Now that you can see this table with customer information in it, picture using it. Aside from the features that you've deliberately split off into other Stories, what might you, as a user, see and do here? Can you sort columns? If so, all columns, or just some of them? Anything that you can come up with along these lines is most likely information that the developer needs to know.
As a bonus, if you're somewhat technically savvy, you might be able to think of other things the developer might want to know. You might know that address data is stored in separate database fields (street, city, state, zip, for example). If you don't specify, the developer may create separate columns in the table for each of these, because that's how they see "address". But, you may know that users prefer to see these fields together (maybe so they can easily copy and paste them all at once). So, add to your recipe that the address field should include street, city, state and zip together.
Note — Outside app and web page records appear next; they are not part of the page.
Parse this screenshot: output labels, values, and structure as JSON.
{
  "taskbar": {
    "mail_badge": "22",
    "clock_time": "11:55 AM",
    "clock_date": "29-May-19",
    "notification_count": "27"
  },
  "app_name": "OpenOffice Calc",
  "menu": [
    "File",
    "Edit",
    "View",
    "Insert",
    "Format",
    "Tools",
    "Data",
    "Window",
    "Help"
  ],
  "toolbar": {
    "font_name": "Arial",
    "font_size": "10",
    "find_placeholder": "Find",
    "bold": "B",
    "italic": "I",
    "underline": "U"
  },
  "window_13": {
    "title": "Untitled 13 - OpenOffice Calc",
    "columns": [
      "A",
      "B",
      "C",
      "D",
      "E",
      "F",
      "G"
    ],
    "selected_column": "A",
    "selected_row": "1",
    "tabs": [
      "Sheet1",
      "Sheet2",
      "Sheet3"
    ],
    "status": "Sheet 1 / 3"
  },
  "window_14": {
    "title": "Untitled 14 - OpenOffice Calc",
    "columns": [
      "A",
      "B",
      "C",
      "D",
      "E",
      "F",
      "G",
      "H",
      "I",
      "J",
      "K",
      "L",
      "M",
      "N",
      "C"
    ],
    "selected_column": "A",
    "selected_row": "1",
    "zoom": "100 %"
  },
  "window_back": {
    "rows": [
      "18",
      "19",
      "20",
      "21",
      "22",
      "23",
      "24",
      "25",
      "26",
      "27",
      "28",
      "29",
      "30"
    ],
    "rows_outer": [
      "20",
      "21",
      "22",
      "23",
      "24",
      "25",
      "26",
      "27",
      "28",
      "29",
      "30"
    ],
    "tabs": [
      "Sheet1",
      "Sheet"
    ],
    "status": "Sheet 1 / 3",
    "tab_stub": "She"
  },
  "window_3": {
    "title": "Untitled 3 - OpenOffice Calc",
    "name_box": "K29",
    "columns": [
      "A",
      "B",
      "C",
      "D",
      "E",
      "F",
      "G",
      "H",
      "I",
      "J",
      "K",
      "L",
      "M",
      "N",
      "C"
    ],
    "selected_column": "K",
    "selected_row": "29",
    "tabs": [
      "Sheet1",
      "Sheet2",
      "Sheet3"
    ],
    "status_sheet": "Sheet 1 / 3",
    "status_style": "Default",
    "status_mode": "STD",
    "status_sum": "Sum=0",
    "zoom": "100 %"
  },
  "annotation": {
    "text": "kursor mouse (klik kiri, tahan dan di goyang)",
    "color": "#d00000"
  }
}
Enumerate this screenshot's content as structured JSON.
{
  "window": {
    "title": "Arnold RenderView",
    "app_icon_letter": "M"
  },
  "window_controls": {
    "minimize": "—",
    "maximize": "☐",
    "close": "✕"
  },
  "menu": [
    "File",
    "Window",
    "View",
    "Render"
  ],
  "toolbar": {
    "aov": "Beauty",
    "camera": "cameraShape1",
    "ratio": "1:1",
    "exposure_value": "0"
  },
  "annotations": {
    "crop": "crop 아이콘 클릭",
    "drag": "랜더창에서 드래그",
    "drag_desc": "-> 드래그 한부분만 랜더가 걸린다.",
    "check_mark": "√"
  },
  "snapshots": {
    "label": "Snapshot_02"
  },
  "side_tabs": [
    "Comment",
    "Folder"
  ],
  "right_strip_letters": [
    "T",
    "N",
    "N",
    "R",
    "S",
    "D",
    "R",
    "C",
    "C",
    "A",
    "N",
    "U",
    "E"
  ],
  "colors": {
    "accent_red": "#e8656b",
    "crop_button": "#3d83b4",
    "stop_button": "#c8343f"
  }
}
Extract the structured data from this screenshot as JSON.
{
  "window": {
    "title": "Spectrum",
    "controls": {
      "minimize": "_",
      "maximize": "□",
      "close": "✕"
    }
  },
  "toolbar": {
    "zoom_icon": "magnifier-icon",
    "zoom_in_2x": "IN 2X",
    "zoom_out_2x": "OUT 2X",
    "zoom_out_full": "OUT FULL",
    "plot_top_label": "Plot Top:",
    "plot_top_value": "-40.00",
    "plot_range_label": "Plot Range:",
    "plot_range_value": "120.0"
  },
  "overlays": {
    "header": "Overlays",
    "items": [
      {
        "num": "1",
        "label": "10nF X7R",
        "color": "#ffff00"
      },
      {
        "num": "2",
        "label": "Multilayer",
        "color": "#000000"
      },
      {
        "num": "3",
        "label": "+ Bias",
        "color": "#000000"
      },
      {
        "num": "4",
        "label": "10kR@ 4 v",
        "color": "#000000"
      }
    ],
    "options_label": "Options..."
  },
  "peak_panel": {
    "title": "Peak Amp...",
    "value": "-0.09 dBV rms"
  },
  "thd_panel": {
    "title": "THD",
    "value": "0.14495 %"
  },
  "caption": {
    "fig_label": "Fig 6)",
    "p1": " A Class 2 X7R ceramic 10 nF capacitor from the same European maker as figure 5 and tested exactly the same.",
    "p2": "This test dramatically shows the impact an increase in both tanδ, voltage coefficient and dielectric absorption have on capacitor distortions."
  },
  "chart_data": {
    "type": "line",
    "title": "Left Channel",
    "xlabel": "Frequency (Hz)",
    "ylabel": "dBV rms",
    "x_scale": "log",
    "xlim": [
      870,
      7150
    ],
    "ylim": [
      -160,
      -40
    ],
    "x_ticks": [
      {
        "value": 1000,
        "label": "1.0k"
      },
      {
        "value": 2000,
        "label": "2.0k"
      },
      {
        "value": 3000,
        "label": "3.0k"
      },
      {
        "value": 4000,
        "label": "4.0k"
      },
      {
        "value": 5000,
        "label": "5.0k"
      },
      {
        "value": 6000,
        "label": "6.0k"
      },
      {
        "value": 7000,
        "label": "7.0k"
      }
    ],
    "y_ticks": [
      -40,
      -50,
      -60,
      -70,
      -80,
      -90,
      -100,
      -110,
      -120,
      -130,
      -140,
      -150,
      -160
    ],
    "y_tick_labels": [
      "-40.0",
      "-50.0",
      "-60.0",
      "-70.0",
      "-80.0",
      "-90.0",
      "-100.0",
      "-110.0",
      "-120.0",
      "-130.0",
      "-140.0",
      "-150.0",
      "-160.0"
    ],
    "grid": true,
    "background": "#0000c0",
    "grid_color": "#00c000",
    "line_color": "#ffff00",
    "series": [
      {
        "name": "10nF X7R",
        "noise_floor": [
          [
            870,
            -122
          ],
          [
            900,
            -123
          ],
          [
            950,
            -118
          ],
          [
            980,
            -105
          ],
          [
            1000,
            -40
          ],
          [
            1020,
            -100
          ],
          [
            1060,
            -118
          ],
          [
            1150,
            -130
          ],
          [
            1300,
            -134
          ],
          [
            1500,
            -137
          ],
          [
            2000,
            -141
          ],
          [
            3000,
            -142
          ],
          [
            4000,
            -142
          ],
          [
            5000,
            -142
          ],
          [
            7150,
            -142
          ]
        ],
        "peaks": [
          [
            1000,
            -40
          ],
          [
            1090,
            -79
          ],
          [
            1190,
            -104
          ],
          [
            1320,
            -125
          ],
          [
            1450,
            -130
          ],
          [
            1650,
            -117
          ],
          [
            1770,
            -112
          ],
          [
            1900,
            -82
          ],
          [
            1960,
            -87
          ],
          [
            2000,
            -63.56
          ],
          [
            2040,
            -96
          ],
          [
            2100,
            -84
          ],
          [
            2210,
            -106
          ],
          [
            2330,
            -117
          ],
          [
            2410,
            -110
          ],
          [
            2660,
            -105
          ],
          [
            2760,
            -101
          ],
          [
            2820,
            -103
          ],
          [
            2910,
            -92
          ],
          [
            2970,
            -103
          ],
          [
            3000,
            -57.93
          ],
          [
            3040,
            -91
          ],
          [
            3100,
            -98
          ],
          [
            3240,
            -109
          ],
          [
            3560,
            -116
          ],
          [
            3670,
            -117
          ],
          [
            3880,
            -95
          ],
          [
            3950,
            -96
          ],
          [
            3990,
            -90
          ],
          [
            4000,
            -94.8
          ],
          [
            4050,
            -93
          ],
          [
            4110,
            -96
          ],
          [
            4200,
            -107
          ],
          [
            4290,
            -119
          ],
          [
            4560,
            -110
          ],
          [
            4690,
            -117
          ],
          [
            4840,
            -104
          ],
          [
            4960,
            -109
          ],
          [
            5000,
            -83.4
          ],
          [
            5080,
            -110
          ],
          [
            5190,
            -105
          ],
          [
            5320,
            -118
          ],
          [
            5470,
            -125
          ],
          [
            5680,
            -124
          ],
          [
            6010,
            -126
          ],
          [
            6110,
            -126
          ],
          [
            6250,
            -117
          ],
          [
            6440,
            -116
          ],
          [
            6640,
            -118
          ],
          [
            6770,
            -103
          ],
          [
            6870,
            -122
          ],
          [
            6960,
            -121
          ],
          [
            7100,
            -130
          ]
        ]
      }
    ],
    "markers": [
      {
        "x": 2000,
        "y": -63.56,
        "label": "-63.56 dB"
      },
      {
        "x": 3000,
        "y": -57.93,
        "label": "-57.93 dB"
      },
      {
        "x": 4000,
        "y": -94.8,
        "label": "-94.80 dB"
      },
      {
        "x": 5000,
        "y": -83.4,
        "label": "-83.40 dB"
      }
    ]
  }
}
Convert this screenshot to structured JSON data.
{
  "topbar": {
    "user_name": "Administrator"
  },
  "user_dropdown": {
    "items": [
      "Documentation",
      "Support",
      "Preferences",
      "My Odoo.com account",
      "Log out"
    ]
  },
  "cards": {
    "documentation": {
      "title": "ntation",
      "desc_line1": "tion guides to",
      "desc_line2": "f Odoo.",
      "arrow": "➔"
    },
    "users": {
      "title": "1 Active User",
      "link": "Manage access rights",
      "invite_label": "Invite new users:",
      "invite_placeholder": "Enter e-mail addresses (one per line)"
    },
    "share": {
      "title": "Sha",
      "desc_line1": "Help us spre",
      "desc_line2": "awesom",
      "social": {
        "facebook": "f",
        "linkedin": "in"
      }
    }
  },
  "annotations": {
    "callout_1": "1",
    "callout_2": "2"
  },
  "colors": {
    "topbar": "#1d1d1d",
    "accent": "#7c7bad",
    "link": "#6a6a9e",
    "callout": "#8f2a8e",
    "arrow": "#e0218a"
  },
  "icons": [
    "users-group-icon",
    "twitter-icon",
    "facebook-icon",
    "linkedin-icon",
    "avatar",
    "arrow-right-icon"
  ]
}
But, also, realize then that users probably won't be able to sort the table by city, for example, because "city" is not a distinct column in the table. Product managers often want it both ways. Being forced to write the recipe yourself doesn't allow for that. It's a trade-off: do you want a more human-readable address field, or do you want to be able to sort by each part of the address? It's up to you. This is not the developer's problem.
For this particular Story, here's what your acceptance criteria might look like, just to give an idea of some other possible details you could include.
Create a table with the following columns: Last Name, First Name, Address, Phone
Add a level 3 heading title above the table with the label "Customers"
The Last Name, First Name, and Phone columns should include the last name, first name, and primary phone number fields, respectively, for each customer
The Address column should be comprised of the following fields (in this order): street, city, state (abbreviated), and zip code (5 digits only). Wrap the text to the next line at 100 characters.
By default, order the table by customer last name (ascending)
Allow the table to be sorted by last name or first name
Add pagination at 25 rows
See how many details there can be for a simple 4-column table?! The take-away here is not how hard it is to build this table (it may take only 30 minutes if you already have a table framework in place), but how many decisions need to be made when building it. And that, if you don't specify them, those decisions will either be made by the developer or the framework you're using. As in many cases, not making a decision is making a decision.
At this point, you should show the Story to the development team for a reality check, make any modifications necessary based on their feedback, and put it in the development queue. That's it! Then, on to the next Story... 😉